# ...

Lola is happy. Before leaving, her colleague briefs her, that she should be cautious with this file system. Even though it appears so powerful, misusing it will effects on all other users as it is a shared file system.

Space left on device(s)

Use the df utility to infer how much space you have left on the current device and on the remote machine. What sizes do you see? To check, do:

$ df -h

Multiple times your laptop

Use the df utility to infer how much space is available on the largest shared file system on your cluster. Find out how much hard drive space your laptop has. Calculate how many laptop hard drives would fit inside the shared file system on your cluster.

What is shared?

Is there any way to know which parts of the folder structure are shared? The answer to this is yes.

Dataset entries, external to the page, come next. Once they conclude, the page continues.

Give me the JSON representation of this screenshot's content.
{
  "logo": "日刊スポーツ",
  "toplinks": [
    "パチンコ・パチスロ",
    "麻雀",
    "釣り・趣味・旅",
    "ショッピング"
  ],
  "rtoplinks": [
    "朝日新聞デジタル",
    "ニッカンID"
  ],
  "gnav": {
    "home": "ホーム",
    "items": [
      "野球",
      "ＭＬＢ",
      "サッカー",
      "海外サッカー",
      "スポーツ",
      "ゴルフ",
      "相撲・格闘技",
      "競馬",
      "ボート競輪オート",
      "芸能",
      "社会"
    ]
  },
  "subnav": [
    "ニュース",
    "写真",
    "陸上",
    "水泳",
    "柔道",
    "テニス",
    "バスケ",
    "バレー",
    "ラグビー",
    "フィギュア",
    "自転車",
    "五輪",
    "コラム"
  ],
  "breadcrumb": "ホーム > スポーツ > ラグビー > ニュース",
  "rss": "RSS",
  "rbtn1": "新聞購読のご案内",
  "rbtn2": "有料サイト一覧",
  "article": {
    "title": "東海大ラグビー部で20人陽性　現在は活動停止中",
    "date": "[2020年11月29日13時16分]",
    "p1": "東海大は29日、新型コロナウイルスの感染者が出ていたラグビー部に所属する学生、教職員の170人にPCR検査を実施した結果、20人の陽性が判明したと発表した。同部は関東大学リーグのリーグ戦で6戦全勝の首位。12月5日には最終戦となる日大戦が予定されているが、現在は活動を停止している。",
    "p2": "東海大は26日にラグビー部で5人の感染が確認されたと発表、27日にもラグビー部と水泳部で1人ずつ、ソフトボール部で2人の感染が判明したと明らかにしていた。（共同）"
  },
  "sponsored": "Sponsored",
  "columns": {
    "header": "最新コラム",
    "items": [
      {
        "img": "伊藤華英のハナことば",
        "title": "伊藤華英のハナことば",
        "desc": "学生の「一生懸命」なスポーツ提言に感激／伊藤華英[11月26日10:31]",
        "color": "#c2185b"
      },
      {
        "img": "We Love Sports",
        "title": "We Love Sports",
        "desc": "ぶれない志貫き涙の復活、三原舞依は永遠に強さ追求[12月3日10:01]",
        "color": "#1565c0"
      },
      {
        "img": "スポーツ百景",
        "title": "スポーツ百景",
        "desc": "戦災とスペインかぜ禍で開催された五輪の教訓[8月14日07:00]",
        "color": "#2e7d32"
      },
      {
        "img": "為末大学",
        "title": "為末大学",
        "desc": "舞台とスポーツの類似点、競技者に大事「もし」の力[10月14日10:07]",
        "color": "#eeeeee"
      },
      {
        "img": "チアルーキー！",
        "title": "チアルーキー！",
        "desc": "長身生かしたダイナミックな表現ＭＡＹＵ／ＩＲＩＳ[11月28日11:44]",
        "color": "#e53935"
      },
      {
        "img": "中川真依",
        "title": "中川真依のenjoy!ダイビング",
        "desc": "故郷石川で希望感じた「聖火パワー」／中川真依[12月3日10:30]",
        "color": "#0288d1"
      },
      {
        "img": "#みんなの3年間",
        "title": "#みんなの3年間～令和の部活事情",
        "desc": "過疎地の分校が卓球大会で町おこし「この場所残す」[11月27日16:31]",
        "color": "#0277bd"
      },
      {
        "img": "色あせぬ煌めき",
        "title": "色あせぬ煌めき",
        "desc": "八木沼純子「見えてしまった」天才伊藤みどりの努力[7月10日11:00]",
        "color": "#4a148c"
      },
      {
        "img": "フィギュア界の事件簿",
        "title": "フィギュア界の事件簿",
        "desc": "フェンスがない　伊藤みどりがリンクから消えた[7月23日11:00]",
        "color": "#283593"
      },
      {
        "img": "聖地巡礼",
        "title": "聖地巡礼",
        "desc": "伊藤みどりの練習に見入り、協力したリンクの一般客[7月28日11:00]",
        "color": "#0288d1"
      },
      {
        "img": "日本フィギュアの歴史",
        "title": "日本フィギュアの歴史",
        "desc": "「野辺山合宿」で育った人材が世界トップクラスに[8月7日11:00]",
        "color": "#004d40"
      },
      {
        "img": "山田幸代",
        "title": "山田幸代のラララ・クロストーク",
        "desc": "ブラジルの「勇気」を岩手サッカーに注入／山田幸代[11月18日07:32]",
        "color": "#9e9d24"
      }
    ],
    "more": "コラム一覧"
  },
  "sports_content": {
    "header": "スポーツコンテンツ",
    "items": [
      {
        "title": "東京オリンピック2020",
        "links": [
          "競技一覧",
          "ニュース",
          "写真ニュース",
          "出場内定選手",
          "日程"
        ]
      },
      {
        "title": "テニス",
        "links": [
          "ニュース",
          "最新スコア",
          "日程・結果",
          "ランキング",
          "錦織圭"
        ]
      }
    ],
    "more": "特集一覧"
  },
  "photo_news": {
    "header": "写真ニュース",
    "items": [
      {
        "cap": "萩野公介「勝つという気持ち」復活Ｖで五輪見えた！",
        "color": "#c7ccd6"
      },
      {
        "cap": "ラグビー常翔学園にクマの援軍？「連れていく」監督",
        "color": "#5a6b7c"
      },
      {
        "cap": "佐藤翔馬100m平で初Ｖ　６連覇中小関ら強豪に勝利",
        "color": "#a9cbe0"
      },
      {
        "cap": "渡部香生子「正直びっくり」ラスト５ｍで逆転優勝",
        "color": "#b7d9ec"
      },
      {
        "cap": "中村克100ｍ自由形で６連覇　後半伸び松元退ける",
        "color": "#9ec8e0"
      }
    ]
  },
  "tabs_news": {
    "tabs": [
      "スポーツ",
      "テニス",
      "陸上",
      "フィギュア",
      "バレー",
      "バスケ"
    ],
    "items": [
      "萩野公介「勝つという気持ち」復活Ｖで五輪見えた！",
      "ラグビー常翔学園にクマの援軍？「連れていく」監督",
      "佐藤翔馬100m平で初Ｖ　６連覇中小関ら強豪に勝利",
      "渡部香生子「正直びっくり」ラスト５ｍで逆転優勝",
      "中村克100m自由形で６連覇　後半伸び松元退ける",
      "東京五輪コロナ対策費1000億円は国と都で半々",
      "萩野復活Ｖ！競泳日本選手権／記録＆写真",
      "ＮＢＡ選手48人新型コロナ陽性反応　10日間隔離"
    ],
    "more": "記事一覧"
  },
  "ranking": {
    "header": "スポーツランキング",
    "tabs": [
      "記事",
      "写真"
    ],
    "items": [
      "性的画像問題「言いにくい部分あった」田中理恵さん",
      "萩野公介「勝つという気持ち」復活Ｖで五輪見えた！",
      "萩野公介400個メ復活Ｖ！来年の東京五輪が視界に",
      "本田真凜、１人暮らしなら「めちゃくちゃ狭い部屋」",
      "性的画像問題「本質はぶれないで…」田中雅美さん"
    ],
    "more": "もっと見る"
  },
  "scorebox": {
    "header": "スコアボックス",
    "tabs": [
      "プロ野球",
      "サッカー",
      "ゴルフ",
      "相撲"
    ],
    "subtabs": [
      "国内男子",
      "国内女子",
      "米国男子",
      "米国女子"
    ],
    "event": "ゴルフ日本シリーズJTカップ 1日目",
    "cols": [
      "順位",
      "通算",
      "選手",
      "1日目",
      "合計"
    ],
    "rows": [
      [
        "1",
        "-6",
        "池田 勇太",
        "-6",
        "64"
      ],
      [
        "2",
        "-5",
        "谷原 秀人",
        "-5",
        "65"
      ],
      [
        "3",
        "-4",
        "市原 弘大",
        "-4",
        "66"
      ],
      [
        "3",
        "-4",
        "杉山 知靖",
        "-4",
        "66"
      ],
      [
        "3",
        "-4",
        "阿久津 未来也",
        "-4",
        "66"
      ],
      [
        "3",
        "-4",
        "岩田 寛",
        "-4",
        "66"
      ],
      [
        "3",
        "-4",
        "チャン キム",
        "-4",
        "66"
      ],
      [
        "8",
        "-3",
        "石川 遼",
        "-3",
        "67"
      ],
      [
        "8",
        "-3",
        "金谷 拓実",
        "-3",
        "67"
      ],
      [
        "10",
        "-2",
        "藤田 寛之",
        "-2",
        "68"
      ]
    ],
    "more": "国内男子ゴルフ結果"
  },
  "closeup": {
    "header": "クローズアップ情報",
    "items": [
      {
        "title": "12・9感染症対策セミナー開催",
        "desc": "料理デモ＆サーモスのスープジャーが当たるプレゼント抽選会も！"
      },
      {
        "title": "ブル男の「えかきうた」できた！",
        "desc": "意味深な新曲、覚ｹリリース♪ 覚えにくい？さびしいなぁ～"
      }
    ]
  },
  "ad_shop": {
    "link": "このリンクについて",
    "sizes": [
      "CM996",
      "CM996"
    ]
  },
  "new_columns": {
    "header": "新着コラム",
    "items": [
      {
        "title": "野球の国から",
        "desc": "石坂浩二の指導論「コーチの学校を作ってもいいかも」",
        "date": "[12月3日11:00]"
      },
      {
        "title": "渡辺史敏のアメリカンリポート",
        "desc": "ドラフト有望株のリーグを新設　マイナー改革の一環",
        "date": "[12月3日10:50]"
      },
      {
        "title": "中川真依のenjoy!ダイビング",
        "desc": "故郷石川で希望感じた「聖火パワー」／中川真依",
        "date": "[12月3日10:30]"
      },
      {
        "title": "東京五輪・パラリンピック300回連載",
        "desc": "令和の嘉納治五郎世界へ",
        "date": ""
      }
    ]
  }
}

Explore the following output with your neighbor:

$ df
Filesystem                                        1K-blocks         Used     Available Use% Mounted on
/dev/sda1                                          30832636      8001936      21241452  28% /
devtmpfs                                          131950944            0     131950944   0% /dev
tmpfs                                             131957544      2137112     129820432   2% /dev/shm
tmpfs                                             131957544       820720     131136824   1% /run
tmpfs                                             131957544            0     131957544   0% /sys/fs/cgroup
/dev/sda2                                         429876216        83424     407933312   1% /tmp
mack1:/home                                       904599936     52544000     852055936   6% /home 2247511864704 538153008184 1686874889292  25% /lustre
tmpfs                                              26391512            0      26391512   0% /run/user/8900

Hint: Recall the syntax for using ssh.


The directories home and lustre (last column) are related to file systems that look like DNS lookup names as you would use for ssh. For example, mack:/home looks like something you could supply to scp as well.

Key Points